TIP 3: Talk to Other Parents. Granted, many of these people are not your friends, but they are the parents of your child’s friends and as such, they will have a strong influence in the decisions and influence they all have on each other. I call this the Code of the Circle. Holding a parent forum at your home will allow for a discussion on the issue among adults that can be productive and provide everyone with the opportunity to share experiences and tools useful to all.
Tip 4: Lean on Your School. Some Principals are better than others but they ALL have a responsibility to act to protect your child from bullies. So if you know your child is being bullied, do not stop pressuring the school to help, to equip your child with tools to protect herself, to empower peer mediation and to raise awareness of zero tolerance policies. Only then will your child feel safe to stand up in school. If you have exhausted that avenue, then consider your options and discuss your case with the authorities.
Tip 5: Discuss the Power of the Bystander. Most bullies are seeking attention. When a bystander says: “That’s not cool, why don’t you just knock it off and leave him alone?” in a safe environment, the abuse will stop since it’s neither interesting nor garnering spectators. Empower your child to step in when he doesn’t feel threatened himself. Clearly you don’t want your bystander child stepping in when there’s physical abuse or violence, but 9 times out of 10, the bystander can wield enormous influence stopping this behavior and supporting victims.
And as a parent, don’t forget to lead by example. We can no longer tolerate abuse in the name of “it’s none of my business” and walk away. Bullying prevention is everyone’s business.

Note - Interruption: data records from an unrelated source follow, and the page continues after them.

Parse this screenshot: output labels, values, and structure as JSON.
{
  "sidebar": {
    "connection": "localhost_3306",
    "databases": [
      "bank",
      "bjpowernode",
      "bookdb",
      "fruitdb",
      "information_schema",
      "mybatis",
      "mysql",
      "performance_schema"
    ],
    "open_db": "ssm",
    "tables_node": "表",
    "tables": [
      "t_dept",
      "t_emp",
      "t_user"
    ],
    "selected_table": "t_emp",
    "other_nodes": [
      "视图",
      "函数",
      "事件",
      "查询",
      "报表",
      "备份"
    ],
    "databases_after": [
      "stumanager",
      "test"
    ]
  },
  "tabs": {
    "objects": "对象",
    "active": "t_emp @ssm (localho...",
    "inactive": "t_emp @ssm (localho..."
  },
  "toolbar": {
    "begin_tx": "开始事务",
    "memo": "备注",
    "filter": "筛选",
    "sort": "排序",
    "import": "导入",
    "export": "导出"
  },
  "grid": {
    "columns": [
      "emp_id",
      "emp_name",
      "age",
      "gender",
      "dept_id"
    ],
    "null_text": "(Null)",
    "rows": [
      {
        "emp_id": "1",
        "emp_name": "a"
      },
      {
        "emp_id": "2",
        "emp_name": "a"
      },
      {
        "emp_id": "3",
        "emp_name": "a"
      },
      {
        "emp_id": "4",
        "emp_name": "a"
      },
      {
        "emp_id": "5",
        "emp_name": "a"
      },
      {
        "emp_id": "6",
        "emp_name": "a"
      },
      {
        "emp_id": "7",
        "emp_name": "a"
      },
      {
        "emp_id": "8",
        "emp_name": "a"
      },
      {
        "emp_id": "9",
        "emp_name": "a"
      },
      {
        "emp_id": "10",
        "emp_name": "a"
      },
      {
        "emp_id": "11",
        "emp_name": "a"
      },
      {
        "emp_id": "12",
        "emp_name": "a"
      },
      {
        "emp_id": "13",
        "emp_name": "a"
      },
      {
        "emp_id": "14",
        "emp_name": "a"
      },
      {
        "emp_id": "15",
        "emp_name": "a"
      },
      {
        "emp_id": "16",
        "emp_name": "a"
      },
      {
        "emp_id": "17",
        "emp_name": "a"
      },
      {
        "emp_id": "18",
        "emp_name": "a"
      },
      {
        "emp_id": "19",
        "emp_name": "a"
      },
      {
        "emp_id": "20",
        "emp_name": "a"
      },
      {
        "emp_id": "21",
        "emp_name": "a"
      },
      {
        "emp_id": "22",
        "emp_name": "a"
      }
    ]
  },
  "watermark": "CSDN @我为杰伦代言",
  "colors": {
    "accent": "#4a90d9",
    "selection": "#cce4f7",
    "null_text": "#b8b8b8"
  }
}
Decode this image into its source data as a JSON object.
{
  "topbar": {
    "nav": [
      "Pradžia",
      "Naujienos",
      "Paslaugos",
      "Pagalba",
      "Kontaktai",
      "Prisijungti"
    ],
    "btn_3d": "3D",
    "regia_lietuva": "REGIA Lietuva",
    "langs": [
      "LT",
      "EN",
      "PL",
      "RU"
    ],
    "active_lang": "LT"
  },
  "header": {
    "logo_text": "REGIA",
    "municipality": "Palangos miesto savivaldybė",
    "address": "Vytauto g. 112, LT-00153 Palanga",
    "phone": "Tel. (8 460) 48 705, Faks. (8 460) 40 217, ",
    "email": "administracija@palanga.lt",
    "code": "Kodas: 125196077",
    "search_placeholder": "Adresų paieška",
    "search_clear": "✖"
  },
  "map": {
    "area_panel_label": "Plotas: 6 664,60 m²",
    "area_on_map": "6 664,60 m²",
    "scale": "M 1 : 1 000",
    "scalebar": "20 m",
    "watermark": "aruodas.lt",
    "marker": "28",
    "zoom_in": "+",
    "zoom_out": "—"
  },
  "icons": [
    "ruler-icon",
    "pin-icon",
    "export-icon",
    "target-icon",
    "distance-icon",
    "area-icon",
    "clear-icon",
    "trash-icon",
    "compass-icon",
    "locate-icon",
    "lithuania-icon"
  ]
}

What do you think? I love people that agree with me, but we learn mostly from those of you who may not or who may have a different experience. Please share with us here?